[Data about app and page elements]
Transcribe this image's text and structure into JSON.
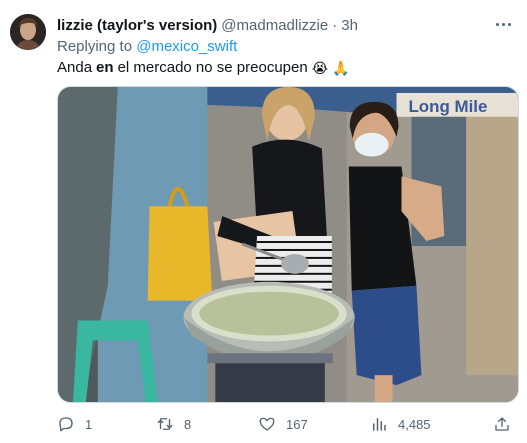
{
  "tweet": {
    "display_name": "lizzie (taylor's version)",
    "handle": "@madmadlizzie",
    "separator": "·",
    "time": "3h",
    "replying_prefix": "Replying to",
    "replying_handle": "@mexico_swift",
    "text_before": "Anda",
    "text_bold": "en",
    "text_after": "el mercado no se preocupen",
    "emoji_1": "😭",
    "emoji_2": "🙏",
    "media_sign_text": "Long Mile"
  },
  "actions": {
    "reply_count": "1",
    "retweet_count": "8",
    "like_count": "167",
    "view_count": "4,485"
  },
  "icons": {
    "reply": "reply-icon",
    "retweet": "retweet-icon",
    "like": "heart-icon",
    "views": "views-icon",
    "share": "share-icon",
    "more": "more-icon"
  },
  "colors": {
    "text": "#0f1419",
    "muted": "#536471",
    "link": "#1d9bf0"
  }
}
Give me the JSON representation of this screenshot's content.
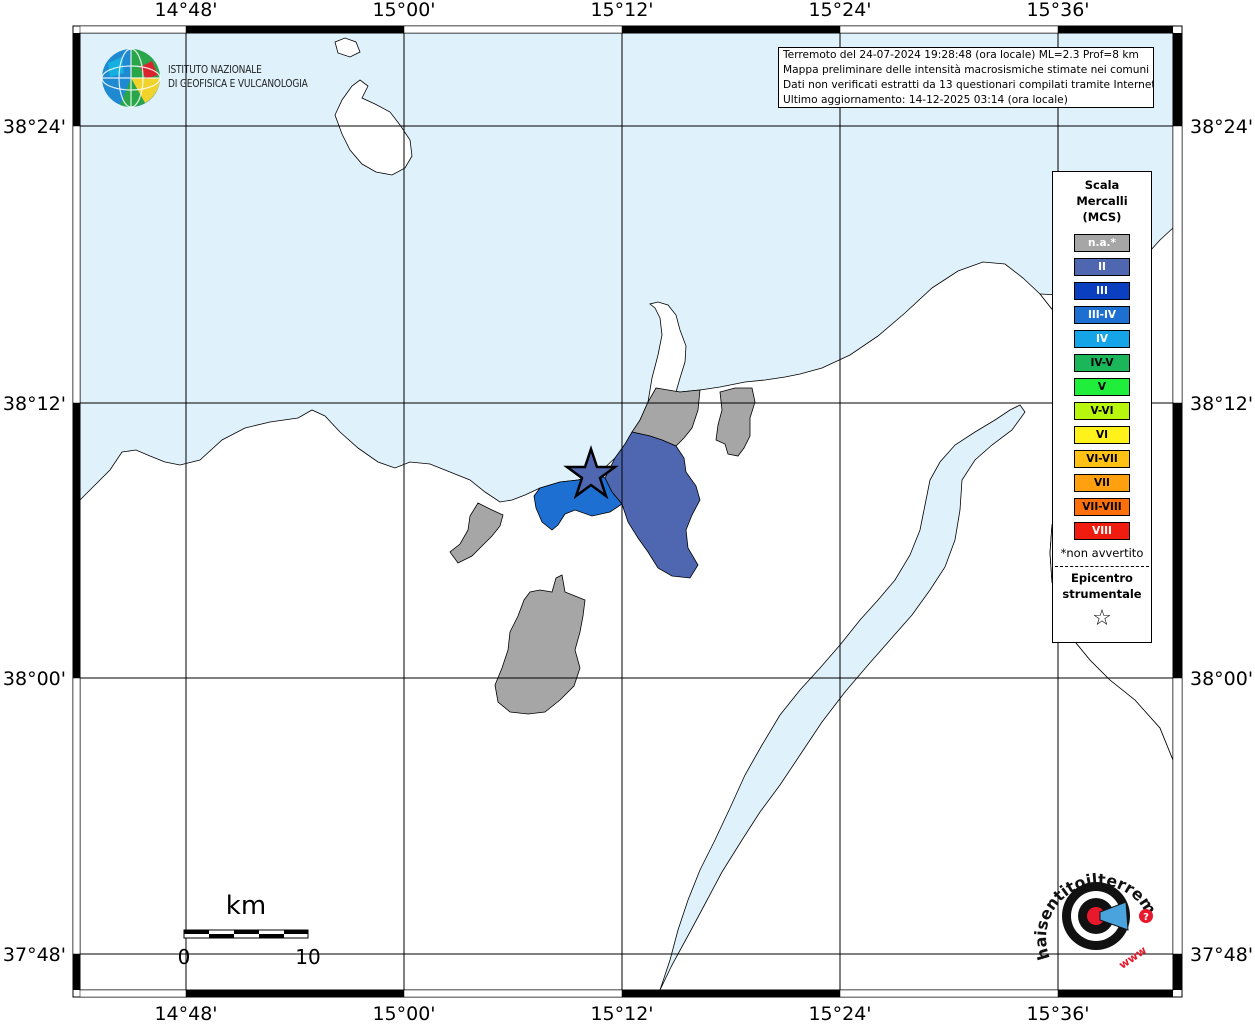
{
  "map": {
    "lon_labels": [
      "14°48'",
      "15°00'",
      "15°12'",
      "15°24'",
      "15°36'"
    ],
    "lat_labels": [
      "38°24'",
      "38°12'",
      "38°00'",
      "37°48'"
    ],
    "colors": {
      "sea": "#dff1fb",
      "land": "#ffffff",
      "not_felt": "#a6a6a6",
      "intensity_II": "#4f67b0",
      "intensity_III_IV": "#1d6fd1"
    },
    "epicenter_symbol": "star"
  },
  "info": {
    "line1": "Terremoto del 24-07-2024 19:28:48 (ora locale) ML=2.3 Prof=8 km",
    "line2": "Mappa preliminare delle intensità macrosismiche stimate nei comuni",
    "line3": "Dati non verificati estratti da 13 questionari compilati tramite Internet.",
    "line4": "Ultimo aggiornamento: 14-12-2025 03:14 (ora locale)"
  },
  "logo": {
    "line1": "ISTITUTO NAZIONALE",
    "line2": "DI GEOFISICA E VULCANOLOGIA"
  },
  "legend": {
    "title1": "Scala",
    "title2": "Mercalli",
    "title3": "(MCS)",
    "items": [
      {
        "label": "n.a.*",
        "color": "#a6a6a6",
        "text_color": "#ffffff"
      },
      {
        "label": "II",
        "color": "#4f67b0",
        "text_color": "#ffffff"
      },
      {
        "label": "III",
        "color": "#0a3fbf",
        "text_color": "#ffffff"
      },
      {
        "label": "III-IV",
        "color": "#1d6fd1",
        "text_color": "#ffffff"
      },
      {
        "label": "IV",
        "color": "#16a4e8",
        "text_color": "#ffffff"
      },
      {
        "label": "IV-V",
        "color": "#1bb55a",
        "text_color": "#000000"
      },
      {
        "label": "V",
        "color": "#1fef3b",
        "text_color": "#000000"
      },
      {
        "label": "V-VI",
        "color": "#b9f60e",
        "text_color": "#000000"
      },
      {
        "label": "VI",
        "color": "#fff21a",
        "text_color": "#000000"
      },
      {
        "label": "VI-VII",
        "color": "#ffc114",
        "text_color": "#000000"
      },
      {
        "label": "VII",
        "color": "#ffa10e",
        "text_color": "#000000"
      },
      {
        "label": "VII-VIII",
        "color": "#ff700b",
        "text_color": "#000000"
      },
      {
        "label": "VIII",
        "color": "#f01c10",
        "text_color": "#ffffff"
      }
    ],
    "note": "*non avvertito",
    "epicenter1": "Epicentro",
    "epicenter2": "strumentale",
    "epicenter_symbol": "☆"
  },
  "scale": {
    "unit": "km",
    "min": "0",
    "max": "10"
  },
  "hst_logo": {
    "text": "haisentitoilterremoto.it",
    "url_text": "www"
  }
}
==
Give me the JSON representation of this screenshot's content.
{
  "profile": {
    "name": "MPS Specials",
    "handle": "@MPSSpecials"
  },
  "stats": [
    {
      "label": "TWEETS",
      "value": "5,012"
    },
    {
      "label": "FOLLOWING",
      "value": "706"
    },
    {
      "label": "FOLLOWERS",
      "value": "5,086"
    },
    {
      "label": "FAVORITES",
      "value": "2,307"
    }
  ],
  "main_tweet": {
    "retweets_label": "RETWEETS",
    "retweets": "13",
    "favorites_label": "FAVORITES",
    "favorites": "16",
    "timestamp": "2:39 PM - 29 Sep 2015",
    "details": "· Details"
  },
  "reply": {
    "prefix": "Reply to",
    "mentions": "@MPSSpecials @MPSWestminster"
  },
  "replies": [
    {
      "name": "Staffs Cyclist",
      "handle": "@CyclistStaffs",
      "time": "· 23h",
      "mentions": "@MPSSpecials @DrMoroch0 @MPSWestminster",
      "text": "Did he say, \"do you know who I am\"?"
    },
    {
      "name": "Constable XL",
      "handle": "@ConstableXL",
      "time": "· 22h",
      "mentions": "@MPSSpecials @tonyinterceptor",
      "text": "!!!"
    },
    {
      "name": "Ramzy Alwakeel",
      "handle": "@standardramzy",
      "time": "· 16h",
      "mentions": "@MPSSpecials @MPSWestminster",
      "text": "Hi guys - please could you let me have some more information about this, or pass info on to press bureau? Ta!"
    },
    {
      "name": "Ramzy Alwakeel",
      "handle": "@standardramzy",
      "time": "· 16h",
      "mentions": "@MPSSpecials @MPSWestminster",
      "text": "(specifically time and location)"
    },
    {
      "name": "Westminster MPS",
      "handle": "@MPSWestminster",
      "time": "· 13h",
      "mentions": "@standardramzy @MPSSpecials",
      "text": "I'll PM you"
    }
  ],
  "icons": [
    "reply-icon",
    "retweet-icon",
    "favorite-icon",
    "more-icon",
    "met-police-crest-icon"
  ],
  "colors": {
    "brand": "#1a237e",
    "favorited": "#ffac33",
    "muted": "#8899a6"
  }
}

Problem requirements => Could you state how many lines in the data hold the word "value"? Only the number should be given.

Answer box => 4